#4. Micro-Manage Micro-managing could be negative if it weren't for the fact that as the manager, you are smarter and more capable than all of your employees. Micro-managing them simply indicates that you care enough about them and their work that you are willing to take your scarce, valuable time to tell them exactly what to do and how to do it. When a manager micro-manages, they do so for the benefit of the employee, to prevent less competent employees from experiencing embarrassment from their peers and other managers. This is done by helping them to do their work the the right way...your way...the first time.

#5. Belittle - More than ever, companies are expecting their employees to work as part of a team.  Naturally, there will be some employees that are smarter or better at what they do than others.  When those employees realize this, their egos can begin to affect their workplace behaviours as they no longer see a need to strive to do better.  Belittling these employees is an effective strategy for a manager to prevent these employees from believing they are doing too good a job and thus prevent employees from becoming complacent and arrogant. Belittled employees will be motivated to continuously improve themselves and their work, something they will one day thank you for.
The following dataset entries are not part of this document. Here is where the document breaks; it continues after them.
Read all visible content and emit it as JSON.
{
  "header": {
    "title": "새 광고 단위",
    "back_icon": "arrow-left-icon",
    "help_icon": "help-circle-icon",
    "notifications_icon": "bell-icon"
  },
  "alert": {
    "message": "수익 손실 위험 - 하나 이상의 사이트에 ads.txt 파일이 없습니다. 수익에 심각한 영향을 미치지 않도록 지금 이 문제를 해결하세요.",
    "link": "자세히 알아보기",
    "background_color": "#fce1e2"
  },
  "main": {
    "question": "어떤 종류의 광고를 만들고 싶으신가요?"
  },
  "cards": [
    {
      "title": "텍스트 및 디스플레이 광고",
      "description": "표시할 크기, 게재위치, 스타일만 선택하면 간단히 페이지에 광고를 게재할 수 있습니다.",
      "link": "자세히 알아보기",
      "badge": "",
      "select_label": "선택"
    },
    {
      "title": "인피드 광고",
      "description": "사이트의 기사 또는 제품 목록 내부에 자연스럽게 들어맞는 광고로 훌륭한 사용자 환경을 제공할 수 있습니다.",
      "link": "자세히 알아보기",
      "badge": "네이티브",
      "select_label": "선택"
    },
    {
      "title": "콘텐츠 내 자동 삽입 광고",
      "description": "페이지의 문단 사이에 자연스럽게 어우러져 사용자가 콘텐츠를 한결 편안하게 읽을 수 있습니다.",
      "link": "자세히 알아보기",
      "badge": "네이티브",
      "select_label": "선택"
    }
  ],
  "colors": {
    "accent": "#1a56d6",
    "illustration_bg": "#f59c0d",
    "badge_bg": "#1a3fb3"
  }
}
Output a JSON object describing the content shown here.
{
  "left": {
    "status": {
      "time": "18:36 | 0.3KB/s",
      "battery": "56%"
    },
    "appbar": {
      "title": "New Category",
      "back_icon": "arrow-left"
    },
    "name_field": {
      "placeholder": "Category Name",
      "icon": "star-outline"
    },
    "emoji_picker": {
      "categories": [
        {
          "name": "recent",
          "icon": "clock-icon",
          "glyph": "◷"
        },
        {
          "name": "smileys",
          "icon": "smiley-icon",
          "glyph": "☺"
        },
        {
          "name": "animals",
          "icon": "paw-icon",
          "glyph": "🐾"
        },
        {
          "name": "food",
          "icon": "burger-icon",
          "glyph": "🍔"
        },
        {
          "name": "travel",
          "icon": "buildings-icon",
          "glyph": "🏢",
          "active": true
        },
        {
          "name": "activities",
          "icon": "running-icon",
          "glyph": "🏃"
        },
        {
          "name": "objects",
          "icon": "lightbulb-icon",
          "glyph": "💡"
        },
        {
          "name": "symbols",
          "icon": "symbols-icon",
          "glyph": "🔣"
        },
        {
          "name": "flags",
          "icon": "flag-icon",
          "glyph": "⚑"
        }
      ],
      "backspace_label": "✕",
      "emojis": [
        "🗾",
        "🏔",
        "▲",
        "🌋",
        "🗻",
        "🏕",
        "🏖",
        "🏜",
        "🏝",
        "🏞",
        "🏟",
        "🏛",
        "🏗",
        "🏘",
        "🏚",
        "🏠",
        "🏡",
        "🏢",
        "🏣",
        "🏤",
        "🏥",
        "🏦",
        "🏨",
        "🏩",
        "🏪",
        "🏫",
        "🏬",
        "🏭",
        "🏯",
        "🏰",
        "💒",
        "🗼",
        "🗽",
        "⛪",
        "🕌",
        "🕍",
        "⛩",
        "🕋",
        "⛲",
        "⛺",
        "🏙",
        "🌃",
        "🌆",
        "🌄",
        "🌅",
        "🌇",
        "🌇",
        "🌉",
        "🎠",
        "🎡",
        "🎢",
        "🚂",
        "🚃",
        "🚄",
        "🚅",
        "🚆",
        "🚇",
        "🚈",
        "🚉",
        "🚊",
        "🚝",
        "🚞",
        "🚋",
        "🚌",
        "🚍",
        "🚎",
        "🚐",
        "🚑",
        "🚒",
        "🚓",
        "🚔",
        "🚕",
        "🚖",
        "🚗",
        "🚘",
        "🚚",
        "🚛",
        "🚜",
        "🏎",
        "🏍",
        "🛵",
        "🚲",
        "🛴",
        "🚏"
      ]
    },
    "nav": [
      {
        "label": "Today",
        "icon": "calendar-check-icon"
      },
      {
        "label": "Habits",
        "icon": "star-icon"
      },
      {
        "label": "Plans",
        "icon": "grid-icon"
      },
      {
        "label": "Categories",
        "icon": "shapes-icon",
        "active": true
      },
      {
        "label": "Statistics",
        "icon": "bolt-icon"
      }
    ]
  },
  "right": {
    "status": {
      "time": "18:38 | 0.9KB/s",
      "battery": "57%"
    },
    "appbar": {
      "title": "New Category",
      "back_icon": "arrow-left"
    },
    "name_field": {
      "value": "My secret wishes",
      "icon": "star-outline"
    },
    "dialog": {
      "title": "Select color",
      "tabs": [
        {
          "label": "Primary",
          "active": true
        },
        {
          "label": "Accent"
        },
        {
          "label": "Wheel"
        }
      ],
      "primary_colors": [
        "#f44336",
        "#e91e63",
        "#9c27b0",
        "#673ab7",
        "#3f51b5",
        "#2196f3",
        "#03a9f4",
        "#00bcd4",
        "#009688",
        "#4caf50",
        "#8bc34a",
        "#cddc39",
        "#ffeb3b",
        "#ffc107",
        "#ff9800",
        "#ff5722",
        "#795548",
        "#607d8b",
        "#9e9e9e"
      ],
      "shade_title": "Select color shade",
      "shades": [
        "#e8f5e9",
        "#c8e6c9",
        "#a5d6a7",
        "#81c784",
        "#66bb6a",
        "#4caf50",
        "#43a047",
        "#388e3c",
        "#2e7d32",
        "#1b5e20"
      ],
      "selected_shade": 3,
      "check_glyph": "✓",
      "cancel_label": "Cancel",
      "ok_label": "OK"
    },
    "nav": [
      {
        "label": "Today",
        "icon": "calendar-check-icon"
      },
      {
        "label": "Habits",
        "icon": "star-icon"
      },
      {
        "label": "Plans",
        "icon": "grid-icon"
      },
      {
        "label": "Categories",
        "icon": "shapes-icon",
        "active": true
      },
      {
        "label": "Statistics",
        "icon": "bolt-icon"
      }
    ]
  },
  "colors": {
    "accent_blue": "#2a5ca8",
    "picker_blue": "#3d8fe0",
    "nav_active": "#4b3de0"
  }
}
#6. Discount Their Feelings - Sometimes the workplace can be an emotionally charged environment, especially amongst employees who are inherently less effective at controlling their emotions than managers naturally are.  When employees lose control of their feelings, such as when they come to you with "concerns" or "issues", they will naturally feel embarrassed and ashamed.  As their manager, it is important to discount, downplay, or completely ignore their feelings to help them save face.  By discounting their feelings, you will actually be helping them to preserve their dignity and self-respect in the work environment.

#7. Blame - Getting employees to take accountability for their actions (or lack thereof) when things go wrong is a crucial component of their development.  By blaming employees, you are helping them to become comfortable with the practice of taking accountability for their mistakes.  As a manager, you may not know what it is like to be at fault, but that doesn't mean you shouldn't takes steps to prepare your team for when they are. 

#8. Be Inflexible - As a manager, it is critical that your employees have confidence in your decision-making. When you decide upon a course of action to take, this confidence will waiver if you change your mind or reverse course after the fact.  Instead, once you decide upon a policy, strategy, or opportunity to take, stick to your guns and don't change it. Don't allow anything to cause you to deviate.  If new information arises, remember...if it was important, it would have come to light before you made your decision. 

While this list isn't exhaustive, executing any of these ways will certainly aid you in DISengaging your employees and preventing unnecessary distractions, such as handing out employee retention awards or planning staff appreciation events.  It will also ensure you develop strong relationships with local recruiting firms and employment lawyers!

Of course, if you care about your employees and their well-being and would rather engage and retain them, please DO NOT take any of the advice above!

Want to learn how to be a great leader of people? How building strong relationships with employees based on respect and trust?